It's always a problem, now. It will continue to be. But much like the wireless card hacking has shown, open drivers can be quickly adjusted to meet the new demands, where vendor ones aren't so quick. Now we just need no-root-login automatic updating of desktop distros every month or two.

"I get that and I agree but if the demand is not there for it then will it be done?"

******* lawyers and managenment, I think, not just real demand. Also, what kind of demand matters (many of these companies don't really do anything with or for end users, so an end user wanting anything specific means nothing). Intel, nVidia, ATi, etc. have several problems, here:
1. What if their specs show they infringe on somebody's patent, and that somebody has the money to take it to court?
2. What if opening it exposes some licensed IP they made an agreement to keep a lid on?
3. What if they wholesale agreed in a contract not to disclose anything for anybody, but it's still easy to spot when actually using the hardware?

Some companies, like Broadcom, just don't like FOSS, yet. Others, though, like Intel and nVidia, are certainly neck-deep in legal CYA, and if they begin to truly support an open product right now, it could be 5-10 years before it might actually hit the market (barring astronomical Vista failure or something equally unlikely).

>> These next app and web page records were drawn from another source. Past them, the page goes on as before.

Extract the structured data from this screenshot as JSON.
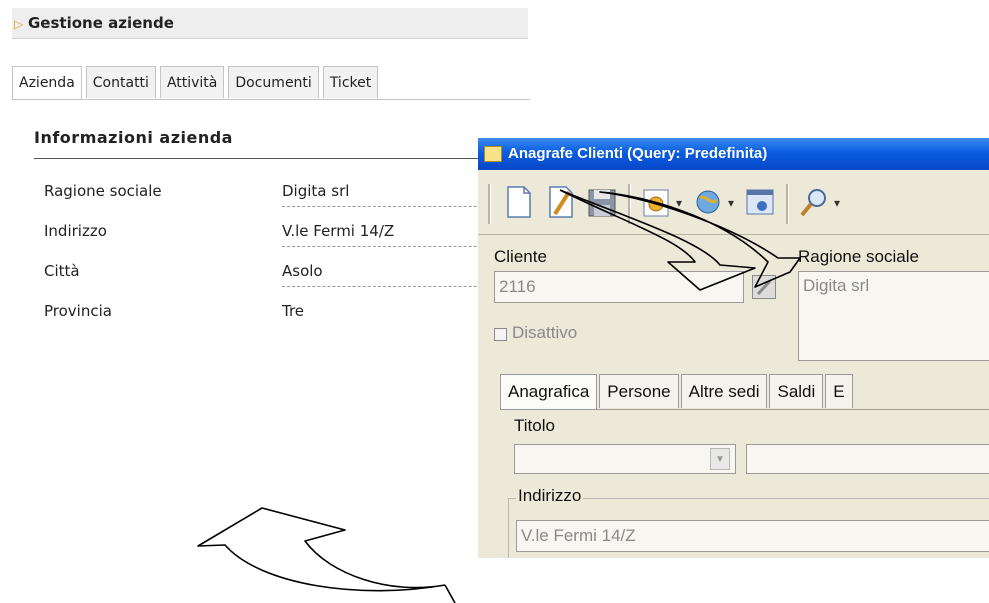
{
  "web": {
    "title": "Gestione aziende",
    "tabs": [
      "Azienda",
      "Contatti",
      "Attività",
      "Documenti",
      "Ticket"
    ],
    "section_title": "Informazioni azienda",
    "fields": [
      {
        "label": "Ragione sociale",
        "value": "Digita srl"
      },
      {
        "label": "Indirizzo",
        "value": "V.le Fermi 14/Z"
      },
      {
        "label": "Città",
        "value": "Asolo"
      },
      {
        "label": "Provincia",
        "value": "Tre"
      }
    ]
  },
  "win": {
    "title": "Anagrafe Clienti (Query: Predefinita)",
    "cliente_label": "Cliente",
    "cliente_value": "2116",
    "ragione_label": "Ragione sociale",
    "ragione_value": "Digita srl",
    "disattivo_label": "Disattivo",
    "tabs": [
      "Anagrafica",
      "Persone",
      "Altre sedi",
      "Saldi",
      "E"
    ],
    "titolo_label": "Titolo",
    "indirizzo_label": "Indirizzo",
    "indirizzo_value": "V.le Fermi 14/Z"
  },
  "icons": [
    "new-document-icon",
    "edit-document-icon",
    "save-icon",
    "properties-icon",
    "globe-icon",
    "settings-window-icon",
    "search-icon"
  ],
  "colors": {
    "titlebar": "#0a5ce0",
    "dialog_bg": "#ece9d8",
    "accent": "#f0a020"
  }
}
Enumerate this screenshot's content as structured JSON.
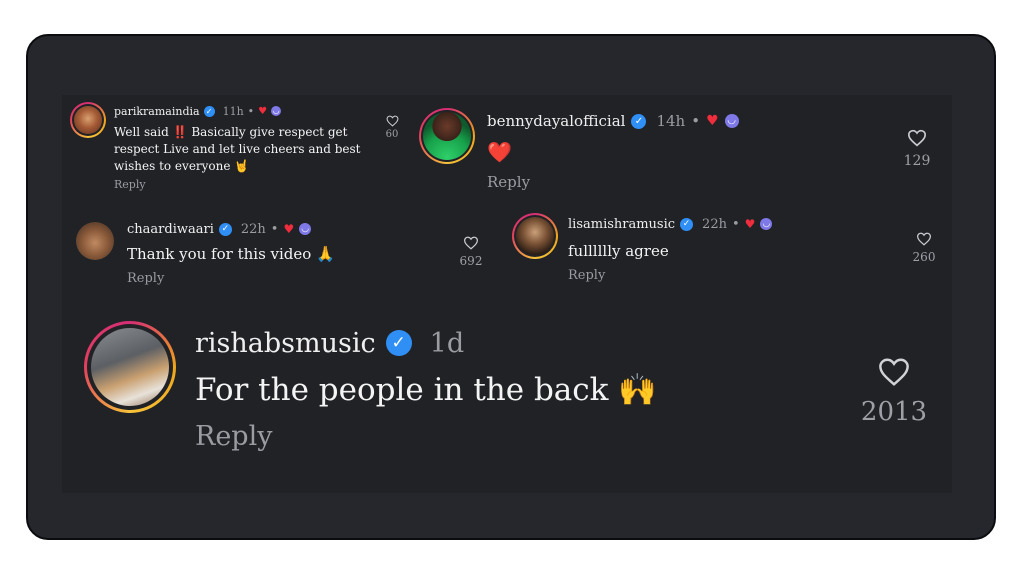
{
  "comments": [
    {
      "username": "parikramaindia",
      "time": "11h",
      "dot": "•",
      "text": "Well said ‼️ Basically give respect get respect Live and let live cheers and best wishes to everyone 🤘",
      "reply": "Reply",
      "likes": "60"
    },
    {
      "username": "bennydayalofficial",
      "time": "14h",
      "dot": "•",
      "text": "❤️",
      "reply": "Reply",
      "likes": "129"
    },
    {
      "username": "chaardiwaari",
      "time": "22h",
      "dot": "•",
      "text": "Thank you for this video 🙏",
      "reply": "Reply",
      "likes": "692"
    },
    {
      "username": "lisamishramusic",
      "time": "22h",
      "dot": "•",
      "text": "fulllllly agree",
      "reply": "Reply",
      "likes": "260"
    },
    {
      "username": "rishabsmusic",
      "time": "1d",
      "text": "For the people in the back 🙌",
      "reply": "Reply",
      "likes": "2013"
    }
  ],
  "icons": {
    "verified": "verified-badge-icon",
    "heart_reaction": "red-heart-icon",
    "smile_reaction": "smiling-face-icon",
    "like": "heart-outline-icon"
  },
  "colors": {
    "background": "#25272d",
    "panel": "#202226",
    "verified": "#2f8ff5",
    "heart_red": "#ef2d3c",
    "muted": "#9a9ca2"
  }
}
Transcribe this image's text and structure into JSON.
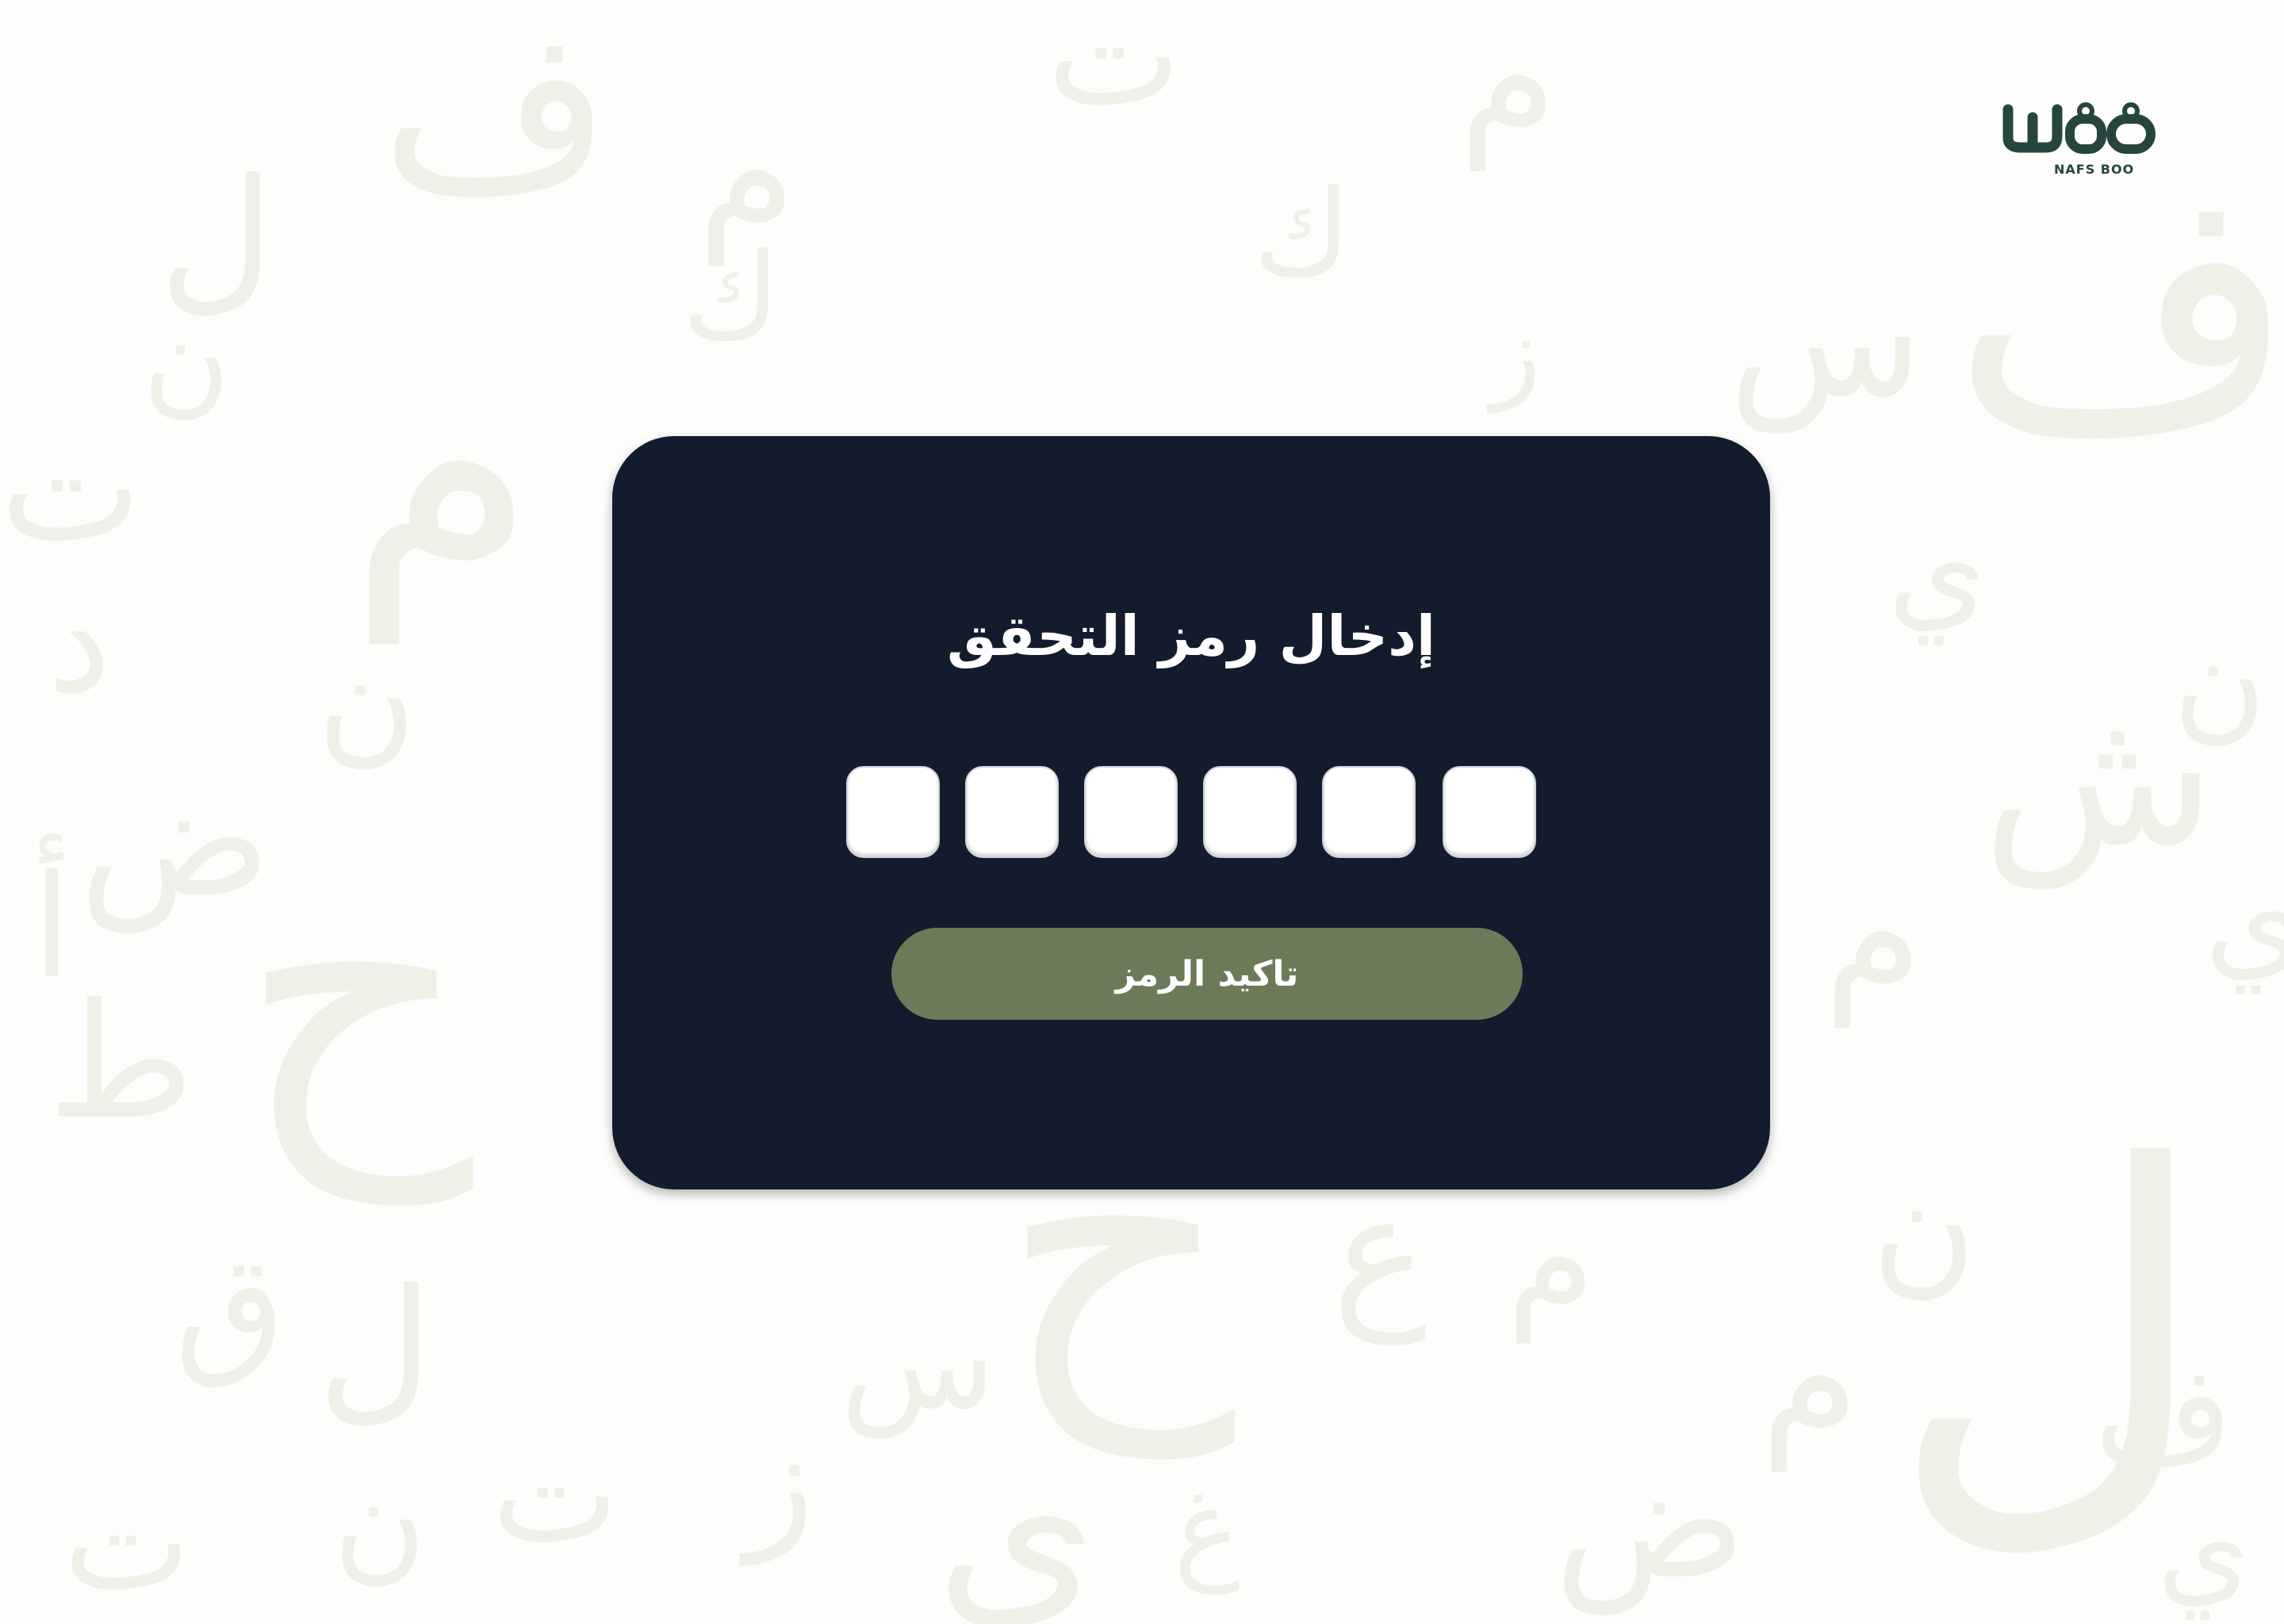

Most OSS projects will be happy with specs to help poke around at the hardware to make a driver. Open source drivers for closed parts tend to be slower in developing, especially those that were rushed to market (many network devices, and all nV/ATi video card chips).

Why is it that Broadcom there doesn't have the demand, yet Ralink and Realtek do, and have responded well?

On one hand, if we think we're going to use Linux, we're going to buy only cards we know use chips that can work well. So on the grass roots side, not giving out docs is causing Broadcom continued lack of demand, because I'm going to skip it over, and skip over anything I know has it integrated, as well. Given that price doesn't change by chipset, that also means I'm going to get only Ralink wireless hardware for Windows, too--it won't be better or worse now, and it could come in handy later.

"I guess open source is the answer to everything!"

Only if you're a member of the Church of Free Software ;) . No system is perfect. But with everything else open, and APIs and ABIs changing regularly, open source drivers are easier to manage for an open source system.

Reply Parent Score: 1

RE[4]: why
by openwookie on Wed 7th Feb 2007 20:48 in reply to "RE[3]: why"
openwookie Member since:
2006-04-25

6) Security. The NVIDIA Binary Graphics Driver for Linux had a vulnerability that allowed privilege escalation to root (http://download2.rapid7.com/r7-0025/). "

I guess security will not be a problem with open source!


I didn't say that at all. You snipped the relevant part which was:

You cannot always guarantee that a hardware company will patch a binary blog when an exploit is found, especially if it involves an older piece of hardware which is no longer sold. With open source, a patch will be made available as long as a driver still has users.


As to your issues with finding OSS drivers for your hardware: be more aware of what you buy and you won't have that problem.

Reply Parent Score: 2